> **Entries provided**

##############################

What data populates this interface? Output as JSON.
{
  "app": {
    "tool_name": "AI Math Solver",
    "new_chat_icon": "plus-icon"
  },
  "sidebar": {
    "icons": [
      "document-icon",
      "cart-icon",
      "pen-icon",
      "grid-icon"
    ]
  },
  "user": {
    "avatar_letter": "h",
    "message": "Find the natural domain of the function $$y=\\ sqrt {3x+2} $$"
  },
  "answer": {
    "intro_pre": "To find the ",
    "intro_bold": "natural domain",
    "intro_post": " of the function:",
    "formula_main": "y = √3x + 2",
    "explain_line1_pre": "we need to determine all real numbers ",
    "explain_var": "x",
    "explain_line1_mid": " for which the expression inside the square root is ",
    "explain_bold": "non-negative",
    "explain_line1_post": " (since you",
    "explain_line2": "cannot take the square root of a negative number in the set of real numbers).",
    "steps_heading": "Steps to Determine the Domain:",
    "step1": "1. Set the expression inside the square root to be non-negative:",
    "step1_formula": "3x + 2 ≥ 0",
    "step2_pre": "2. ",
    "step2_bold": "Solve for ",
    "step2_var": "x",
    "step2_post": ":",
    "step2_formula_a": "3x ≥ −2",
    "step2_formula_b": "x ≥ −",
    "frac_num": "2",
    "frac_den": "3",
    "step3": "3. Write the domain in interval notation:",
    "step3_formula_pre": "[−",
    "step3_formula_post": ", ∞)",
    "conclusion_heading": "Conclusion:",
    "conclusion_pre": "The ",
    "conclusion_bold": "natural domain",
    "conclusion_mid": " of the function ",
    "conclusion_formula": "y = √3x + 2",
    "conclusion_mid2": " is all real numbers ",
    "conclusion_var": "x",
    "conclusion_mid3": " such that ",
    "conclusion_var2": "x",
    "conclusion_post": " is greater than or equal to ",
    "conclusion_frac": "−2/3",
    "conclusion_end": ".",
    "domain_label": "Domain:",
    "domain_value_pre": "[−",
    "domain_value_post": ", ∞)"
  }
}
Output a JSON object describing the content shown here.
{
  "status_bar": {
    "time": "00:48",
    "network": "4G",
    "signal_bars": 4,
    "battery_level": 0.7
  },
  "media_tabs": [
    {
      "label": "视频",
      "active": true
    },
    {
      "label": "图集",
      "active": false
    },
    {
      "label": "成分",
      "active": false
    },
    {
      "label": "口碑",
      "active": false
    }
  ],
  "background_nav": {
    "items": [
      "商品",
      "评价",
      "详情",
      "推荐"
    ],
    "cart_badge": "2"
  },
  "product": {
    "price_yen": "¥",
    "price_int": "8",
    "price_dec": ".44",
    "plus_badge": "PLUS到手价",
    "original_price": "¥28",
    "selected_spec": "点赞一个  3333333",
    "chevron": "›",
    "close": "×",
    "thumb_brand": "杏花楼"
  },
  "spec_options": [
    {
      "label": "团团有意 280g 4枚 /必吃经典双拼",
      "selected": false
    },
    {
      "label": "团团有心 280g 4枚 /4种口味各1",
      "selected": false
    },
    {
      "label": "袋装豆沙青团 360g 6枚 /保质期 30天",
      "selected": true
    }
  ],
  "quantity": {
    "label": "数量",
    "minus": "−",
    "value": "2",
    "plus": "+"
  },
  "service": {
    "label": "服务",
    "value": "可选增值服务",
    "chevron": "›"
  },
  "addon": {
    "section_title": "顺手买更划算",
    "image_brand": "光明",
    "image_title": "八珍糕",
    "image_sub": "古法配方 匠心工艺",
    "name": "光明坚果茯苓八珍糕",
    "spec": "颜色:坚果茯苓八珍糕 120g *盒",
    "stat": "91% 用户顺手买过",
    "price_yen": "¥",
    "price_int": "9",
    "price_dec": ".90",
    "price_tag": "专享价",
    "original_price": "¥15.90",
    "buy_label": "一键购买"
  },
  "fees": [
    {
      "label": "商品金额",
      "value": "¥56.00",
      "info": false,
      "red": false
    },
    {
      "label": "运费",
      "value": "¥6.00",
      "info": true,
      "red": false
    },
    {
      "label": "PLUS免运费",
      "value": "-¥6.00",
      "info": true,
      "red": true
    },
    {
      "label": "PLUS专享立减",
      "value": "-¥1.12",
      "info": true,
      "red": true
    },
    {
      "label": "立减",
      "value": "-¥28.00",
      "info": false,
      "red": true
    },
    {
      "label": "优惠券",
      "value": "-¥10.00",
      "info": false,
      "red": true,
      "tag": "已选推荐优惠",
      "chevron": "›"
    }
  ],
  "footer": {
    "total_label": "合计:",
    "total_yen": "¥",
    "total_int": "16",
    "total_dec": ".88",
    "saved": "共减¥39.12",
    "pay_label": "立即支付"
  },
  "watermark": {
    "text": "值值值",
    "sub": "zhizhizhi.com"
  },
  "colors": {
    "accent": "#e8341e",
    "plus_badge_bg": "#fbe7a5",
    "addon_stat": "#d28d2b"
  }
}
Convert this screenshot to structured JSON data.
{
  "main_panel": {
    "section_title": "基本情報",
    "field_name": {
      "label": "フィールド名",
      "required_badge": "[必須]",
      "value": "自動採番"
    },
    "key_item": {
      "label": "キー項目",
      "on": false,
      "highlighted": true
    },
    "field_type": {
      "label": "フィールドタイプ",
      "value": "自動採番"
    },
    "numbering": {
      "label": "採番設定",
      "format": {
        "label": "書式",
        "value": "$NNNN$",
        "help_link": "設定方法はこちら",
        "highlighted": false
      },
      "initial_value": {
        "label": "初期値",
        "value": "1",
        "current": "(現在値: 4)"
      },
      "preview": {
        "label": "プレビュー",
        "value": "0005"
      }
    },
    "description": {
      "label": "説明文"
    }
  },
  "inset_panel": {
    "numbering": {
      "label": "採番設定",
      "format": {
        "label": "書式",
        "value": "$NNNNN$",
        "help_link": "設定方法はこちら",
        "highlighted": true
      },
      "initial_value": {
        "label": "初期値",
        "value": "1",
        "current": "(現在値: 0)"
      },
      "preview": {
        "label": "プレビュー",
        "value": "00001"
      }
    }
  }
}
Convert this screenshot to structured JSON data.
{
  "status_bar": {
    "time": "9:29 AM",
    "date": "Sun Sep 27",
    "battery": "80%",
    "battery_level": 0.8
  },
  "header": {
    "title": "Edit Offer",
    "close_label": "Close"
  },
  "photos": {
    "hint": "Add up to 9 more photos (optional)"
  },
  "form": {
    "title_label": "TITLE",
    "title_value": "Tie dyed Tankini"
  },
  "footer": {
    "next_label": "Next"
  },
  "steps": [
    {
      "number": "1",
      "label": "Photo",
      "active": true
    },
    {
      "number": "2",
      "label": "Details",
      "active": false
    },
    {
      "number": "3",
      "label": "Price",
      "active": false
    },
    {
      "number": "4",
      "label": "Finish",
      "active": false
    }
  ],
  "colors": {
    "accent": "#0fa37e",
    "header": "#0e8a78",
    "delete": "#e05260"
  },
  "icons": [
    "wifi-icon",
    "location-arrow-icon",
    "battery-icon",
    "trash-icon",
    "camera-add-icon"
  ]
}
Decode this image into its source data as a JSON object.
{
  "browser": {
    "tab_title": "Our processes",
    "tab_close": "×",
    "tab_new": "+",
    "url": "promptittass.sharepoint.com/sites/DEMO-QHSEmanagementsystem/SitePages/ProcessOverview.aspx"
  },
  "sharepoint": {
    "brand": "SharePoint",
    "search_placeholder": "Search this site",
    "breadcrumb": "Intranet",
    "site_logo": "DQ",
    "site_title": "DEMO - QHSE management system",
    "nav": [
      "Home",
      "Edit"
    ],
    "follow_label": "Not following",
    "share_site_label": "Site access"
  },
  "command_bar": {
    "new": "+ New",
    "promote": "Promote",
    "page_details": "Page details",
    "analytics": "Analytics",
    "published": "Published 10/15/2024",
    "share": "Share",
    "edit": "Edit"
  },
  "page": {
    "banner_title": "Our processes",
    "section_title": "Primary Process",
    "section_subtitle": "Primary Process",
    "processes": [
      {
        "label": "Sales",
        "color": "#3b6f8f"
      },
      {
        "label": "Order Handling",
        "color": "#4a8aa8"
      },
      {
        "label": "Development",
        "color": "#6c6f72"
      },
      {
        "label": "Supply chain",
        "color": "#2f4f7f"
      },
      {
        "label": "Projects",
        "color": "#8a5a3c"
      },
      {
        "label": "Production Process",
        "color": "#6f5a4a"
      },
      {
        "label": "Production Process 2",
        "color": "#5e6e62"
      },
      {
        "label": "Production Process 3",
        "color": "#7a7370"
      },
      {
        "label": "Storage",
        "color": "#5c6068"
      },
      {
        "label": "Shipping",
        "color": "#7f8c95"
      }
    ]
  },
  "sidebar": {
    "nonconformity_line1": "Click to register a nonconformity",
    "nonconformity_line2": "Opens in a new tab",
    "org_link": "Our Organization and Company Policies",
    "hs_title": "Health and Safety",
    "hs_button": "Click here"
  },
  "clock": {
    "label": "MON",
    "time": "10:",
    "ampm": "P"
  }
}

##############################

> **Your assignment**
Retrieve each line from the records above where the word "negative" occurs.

> **Response to this exercise**
    "explain_bold": "non-negative",
    "explain_line2": "cannot take the square root of a negative number in the set of real numbers).",
    "step1": "1. Set the expression inside the square root to be non-negative:",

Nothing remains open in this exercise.